--- The task ---
Number of lines below with "Posted": work it out and reply with that number only.

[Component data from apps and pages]
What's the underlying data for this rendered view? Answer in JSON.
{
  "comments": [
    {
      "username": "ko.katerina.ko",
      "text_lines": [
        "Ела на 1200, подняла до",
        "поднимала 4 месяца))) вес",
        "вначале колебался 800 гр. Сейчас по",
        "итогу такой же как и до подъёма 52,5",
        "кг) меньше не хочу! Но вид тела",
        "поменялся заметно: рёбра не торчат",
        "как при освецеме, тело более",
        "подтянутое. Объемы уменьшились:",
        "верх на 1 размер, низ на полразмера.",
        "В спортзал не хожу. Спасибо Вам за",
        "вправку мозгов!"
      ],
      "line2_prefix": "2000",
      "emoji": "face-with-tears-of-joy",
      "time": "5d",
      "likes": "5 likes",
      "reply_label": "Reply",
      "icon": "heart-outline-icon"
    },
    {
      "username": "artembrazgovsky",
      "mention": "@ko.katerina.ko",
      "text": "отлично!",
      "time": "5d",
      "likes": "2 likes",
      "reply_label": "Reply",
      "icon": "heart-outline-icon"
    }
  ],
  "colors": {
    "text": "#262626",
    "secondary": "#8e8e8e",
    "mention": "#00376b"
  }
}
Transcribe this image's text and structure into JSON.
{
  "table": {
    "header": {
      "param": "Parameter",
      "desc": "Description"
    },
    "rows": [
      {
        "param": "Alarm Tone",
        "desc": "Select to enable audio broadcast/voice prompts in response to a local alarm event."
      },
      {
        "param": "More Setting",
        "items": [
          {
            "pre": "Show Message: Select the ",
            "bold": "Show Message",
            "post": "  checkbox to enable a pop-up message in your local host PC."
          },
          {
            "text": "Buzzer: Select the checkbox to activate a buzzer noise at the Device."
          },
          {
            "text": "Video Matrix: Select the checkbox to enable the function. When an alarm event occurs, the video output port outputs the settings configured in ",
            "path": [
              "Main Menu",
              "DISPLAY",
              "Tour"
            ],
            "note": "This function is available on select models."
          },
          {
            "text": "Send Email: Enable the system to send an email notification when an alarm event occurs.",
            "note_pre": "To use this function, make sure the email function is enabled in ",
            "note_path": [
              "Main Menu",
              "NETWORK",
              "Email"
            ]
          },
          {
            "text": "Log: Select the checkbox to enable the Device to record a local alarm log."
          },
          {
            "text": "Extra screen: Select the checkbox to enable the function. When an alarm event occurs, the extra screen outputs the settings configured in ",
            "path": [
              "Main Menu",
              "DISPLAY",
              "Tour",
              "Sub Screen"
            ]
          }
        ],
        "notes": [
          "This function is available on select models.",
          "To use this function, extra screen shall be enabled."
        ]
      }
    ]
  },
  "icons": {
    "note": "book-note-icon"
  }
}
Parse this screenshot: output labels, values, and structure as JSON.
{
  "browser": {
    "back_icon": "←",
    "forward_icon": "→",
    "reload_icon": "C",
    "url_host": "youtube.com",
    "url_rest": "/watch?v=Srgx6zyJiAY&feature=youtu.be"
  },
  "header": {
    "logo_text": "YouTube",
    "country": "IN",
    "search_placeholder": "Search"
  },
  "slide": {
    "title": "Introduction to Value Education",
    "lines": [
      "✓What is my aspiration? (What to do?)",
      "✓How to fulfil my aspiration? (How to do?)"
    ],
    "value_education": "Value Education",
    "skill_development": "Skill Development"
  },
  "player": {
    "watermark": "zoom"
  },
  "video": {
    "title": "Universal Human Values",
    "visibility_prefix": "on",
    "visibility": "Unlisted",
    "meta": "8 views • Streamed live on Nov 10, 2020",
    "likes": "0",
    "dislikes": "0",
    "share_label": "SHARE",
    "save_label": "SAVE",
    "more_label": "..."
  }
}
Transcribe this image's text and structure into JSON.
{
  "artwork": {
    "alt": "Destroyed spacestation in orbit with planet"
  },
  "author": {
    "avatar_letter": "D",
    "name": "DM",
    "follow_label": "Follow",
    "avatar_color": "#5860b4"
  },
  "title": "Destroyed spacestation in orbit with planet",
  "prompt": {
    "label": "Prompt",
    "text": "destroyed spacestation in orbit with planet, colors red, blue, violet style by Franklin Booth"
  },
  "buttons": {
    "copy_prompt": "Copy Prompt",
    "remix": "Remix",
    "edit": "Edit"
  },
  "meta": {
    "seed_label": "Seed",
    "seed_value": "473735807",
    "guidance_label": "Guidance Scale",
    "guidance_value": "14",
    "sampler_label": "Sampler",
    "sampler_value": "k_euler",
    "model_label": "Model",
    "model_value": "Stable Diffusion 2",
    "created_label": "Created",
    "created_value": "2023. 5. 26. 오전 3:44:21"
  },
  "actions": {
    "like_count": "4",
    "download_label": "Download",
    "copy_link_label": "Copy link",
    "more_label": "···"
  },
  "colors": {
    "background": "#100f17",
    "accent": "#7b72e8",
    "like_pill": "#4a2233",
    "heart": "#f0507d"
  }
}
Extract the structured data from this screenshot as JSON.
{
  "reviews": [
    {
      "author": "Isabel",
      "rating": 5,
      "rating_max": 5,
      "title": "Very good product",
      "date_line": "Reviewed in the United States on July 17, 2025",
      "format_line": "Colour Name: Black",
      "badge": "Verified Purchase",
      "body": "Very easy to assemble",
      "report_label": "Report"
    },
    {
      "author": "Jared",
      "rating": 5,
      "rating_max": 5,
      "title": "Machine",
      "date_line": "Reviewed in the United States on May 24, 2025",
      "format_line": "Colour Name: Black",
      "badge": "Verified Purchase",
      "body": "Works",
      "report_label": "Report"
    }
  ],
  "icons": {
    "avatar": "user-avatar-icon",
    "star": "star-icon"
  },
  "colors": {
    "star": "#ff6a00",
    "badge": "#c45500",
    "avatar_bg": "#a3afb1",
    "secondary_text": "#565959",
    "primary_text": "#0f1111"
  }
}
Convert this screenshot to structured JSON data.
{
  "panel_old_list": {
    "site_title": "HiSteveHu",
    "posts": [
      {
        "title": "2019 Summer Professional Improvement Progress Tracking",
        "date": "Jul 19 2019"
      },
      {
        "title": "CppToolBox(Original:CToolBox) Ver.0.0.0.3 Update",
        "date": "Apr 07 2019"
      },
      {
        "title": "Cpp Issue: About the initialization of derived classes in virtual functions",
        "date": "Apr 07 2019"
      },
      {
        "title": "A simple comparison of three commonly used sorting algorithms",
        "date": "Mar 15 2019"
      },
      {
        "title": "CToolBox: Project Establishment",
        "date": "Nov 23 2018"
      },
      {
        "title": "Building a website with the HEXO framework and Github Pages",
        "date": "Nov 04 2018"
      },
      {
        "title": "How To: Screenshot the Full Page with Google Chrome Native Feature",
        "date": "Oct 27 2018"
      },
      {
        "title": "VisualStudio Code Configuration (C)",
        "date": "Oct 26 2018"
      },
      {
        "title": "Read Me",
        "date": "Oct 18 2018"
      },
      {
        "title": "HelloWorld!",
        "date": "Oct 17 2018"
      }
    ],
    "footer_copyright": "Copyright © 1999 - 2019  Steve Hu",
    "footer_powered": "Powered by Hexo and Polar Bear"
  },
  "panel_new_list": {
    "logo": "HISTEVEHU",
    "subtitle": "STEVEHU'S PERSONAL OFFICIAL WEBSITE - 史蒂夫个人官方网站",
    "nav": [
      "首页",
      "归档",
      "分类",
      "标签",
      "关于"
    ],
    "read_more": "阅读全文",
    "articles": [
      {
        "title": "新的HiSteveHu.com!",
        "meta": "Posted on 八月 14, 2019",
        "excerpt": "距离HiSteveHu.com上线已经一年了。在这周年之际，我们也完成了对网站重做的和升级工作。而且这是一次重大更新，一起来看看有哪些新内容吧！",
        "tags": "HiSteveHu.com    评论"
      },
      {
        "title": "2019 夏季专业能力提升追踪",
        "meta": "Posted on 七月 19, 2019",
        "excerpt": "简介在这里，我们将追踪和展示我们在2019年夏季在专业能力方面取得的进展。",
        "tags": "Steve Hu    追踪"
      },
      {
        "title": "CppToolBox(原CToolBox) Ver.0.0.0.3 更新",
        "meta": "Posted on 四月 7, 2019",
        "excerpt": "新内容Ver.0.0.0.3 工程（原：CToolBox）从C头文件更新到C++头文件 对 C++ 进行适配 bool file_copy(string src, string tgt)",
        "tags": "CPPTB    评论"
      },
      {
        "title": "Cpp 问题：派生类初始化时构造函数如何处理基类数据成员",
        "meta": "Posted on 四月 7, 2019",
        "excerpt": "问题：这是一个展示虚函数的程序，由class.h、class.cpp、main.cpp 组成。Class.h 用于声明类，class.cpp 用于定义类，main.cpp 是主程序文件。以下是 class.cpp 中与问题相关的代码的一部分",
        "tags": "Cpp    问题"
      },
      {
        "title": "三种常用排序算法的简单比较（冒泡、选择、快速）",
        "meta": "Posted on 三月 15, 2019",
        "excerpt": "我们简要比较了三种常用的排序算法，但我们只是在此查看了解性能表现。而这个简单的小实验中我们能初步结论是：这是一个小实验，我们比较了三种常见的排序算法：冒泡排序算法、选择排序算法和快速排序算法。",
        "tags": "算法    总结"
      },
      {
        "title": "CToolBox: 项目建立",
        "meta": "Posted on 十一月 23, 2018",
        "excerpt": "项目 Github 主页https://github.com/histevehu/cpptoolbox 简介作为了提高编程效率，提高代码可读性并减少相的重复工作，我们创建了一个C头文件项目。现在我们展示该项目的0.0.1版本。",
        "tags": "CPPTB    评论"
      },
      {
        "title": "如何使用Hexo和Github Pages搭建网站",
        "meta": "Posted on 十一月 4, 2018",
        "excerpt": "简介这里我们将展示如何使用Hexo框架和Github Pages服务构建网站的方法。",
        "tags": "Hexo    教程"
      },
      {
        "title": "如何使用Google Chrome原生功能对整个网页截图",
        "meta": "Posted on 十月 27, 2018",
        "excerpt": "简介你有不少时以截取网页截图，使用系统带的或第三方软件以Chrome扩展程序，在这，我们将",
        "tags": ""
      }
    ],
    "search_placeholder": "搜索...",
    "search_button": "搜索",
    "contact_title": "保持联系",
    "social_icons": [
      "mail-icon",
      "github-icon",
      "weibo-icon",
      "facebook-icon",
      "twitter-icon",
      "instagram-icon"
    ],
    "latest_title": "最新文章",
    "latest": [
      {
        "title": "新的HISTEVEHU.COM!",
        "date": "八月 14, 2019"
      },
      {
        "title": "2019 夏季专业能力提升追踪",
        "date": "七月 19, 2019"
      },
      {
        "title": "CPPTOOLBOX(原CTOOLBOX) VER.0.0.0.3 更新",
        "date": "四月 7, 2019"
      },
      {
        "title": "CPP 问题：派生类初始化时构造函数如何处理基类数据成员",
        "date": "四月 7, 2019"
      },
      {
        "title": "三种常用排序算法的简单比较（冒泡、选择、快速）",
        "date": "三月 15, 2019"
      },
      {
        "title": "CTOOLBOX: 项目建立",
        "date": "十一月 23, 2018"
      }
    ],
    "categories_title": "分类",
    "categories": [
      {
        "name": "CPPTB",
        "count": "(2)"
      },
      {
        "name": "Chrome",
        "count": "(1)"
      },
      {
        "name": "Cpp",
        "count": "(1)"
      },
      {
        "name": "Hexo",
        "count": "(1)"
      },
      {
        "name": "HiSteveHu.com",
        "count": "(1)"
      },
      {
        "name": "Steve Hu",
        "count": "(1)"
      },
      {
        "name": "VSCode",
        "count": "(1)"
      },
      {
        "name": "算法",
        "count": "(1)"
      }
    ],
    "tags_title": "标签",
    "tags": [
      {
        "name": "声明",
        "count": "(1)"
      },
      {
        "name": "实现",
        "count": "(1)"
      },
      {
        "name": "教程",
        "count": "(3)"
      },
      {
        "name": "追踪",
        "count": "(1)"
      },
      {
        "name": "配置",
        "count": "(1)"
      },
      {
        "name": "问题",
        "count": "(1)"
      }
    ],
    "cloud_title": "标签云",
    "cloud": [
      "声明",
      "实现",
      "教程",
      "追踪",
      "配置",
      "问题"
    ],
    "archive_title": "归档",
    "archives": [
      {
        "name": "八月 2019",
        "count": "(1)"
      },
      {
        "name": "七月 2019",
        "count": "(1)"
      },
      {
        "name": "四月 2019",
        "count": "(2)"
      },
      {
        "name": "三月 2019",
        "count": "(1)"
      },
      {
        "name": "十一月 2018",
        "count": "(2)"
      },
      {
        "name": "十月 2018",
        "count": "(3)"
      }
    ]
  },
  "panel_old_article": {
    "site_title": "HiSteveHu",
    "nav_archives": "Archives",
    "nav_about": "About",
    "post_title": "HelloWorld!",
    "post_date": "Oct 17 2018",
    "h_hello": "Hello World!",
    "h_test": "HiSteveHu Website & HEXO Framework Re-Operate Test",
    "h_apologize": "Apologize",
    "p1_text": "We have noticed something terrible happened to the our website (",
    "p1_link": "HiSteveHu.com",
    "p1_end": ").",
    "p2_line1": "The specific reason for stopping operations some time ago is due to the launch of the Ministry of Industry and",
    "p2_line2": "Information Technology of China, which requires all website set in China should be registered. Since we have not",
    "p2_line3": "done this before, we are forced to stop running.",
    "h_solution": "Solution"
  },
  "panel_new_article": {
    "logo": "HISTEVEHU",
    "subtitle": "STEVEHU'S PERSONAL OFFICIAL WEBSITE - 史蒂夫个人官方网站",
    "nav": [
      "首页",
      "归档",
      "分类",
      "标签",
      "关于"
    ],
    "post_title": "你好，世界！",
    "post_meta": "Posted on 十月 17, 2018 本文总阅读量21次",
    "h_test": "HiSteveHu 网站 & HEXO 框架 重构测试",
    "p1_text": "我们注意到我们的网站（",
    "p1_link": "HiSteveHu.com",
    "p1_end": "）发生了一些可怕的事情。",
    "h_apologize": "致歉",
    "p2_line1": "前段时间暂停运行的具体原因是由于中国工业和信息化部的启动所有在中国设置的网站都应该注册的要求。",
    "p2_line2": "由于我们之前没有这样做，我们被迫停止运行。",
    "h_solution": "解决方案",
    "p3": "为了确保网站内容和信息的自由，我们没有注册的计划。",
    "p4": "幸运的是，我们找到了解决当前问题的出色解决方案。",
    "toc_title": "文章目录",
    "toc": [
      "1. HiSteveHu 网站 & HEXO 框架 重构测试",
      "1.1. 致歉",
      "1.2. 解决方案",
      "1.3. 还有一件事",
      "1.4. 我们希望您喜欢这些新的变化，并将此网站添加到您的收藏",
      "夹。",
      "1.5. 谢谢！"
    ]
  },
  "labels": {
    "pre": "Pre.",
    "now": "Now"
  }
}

--- Solution to the exercise ---
9